Andy Cush spotlights an older project that’s taken on a whole new relevance:
Photographer John Schnabel took these eerie stills using means that might have landed him in jail or an interrogation room today: by standing at the end of a runway with a telephoto lens, snapping pictures without anyone’s permission. The work was done in the mid-90s, but is now being released in a book entitled Passengers. “It was a different time and there was not the same kind of suspicion of cameras,” he told Wired. “There wasn’t such a sensitively about the airport.” Something about the graininess of the images necessitated by the zoom lens lends them an uncanny sadness that highlights the anonymity of the people inside.
Jakob Schiller respects the universality of the shots:
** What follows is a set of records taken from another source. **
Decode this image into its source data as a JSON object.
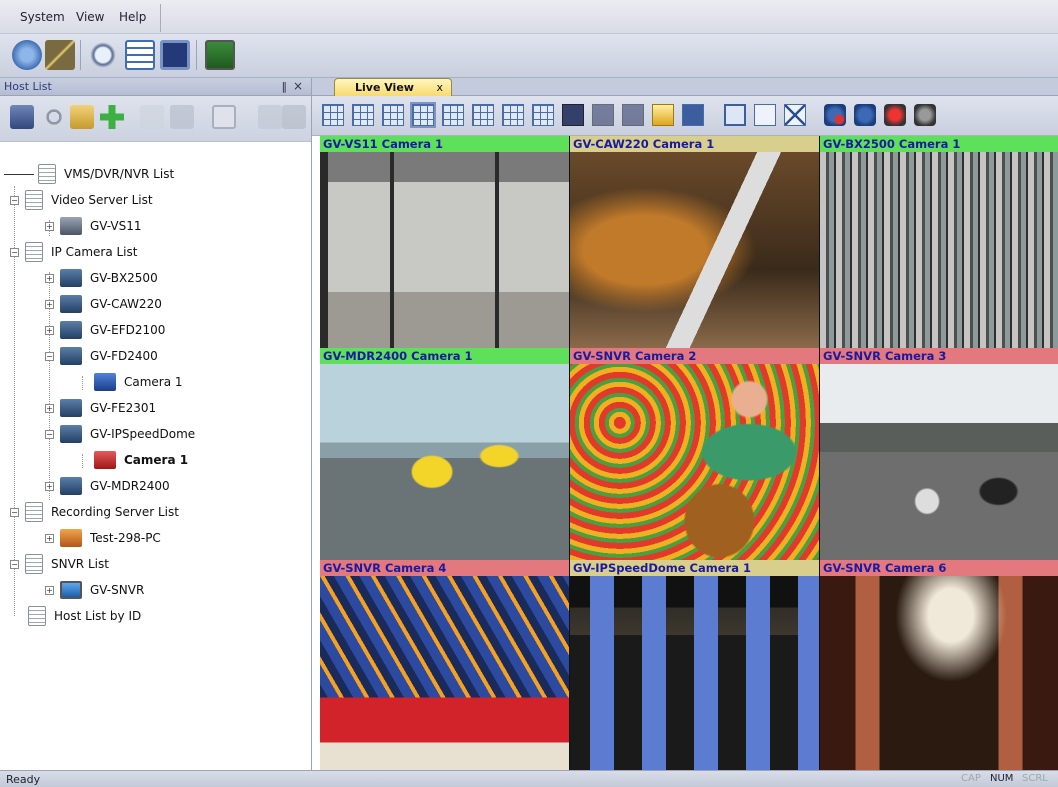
{
  "menu": {
    "items": [
      "System",
      "View",
      "Help"
    ]
  },
  "host_panel": {
    "title": "Host List",
    "pin_glyph": "‖",
    "close_glyph": "×",
    "tree": [
      {
        "label": "VMS/DVR/NVR List",
        "level": 0,
        "icon": "list-icon"
      },
      {
        "label": "Video Server List",
        "level": 0,
        "icon": "list-icon"
      },
      {
        "label": "GV-VS11",
        "level": 1,
        "icon": "video-server-icon"
      },
      {
        "label": "IP Camera List",
        "level": 0,
        "icon": "list-icon"
      },
      {
        "label": "GV-BX2500",
        "level": 1,
        "icon": "ip-camera-icon"
      },
      {
        "label": "GV-CAW220",
        "level": 1,
        "icon": "ip-camera-icon"
      },
      {
        "label": "GV-EFD2100",
        "level": 1,
        "icon": "ip-camera-icon"
      },
      {
        "label": "GV-FD2400",
        "level": 1,
        "icon": "ip-camera-icon"
      },
      {
        "label": "Camera 1",
        "level": 2,
        "icon": "camera-channel-icon"
      },
      {
        "label": "GV-FE2301",
        "level": 1,
        "icon": "ip-camera-icon"
      },
      {
        "label": "GV-IPSpeedDome",
        "level": 1,
        "icon": "ip-camera-icon"
      },
      {
        "label": "Camera 1",
        "level": 2,
        "icon": "camera-channel-active-icon"
      },
      {
        "label": "GV-MDR2400",
        "level": 1,
        "icon": "ip-camera-icon"
      },
      {
        "label": "Recording Server List",
        "level": 0,
        "icon": "list-icon"
      },
      {
        "label": "Test-298-PC",
        "level": 1,
        "icon": "recording-server-icon"
      },
      {
        "label": "SNVR List",
        "level": 0,
        "icon": "list-icon"
      },
      {
        "label": "GV-SNVR",
        "level": 1,
        "icon": "monitor-icon"
      },
      {
        "label": "Host List by ID",
        "level": 0,
        "icon": "list-icon"
      }
    ]
  },
  "document_tab": {
    "label": "Live View",
    "close_glyph": "x"
  },
  "cameras": [
    {
      "label": "GV-VS11 Camera 1",
      "status": "green"
    },
    {
      "label": "GV-CAW220 Camera 1",
      "status": "tan"
    },
    {
      "label": "GV-BX2500 Camera 1",
      "status": "green"
    },
    {
      "label": "GV-MDR2400 Camera 1",
      "status": "green"
    },
    {
      "label": "GV-SNVR Camera 2",
      "status": "pink"
    },
    {
      "label": "GV-SNVR Camera 3",
      "status": "pink"
    },
    {
      "label": "GV-SNVR Camera 4",
      "status": "pink"
    },
    {
      "label": "GV-IPSpeedDome Camera 1",
      "status": "tan"
    },
    {
      "label": "GV-SNVR Camera 6",
      "status": "pink"
    }
  ],
  "status_bar": {
    "text": "Ready",
    "indicators": [
      {
        "label": "CAP",
        "active": false
      },
      {
        "label": "NUM",
        "active": true
      },
      {
        "label": "SCRL",
        "active": false
      }
    ]
  },
  "colors": {
    "online": "#5ee05a",
    "connecting": "#d9cf8c",
    "offline": "#e3787e",
    "caption_text": "#1a1aa0"
  }
}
Schabel won’t reveal the names of the airports where he shot because he likes the idea of placeless-ness and the way it relates to air travel. Just because you change planes at the O’Hare in Chicago doesn’t really mean you’re in Chicago. When you’re flying you’re not really anywhere. Without any geographic identifiers and without any captions, Schabel’s photos blend together the same way the fields blend together at 30,000 feet or the airport buildings blend together as passengers switch aircraft.
(Photo courtesy of Twin Palms Publishers)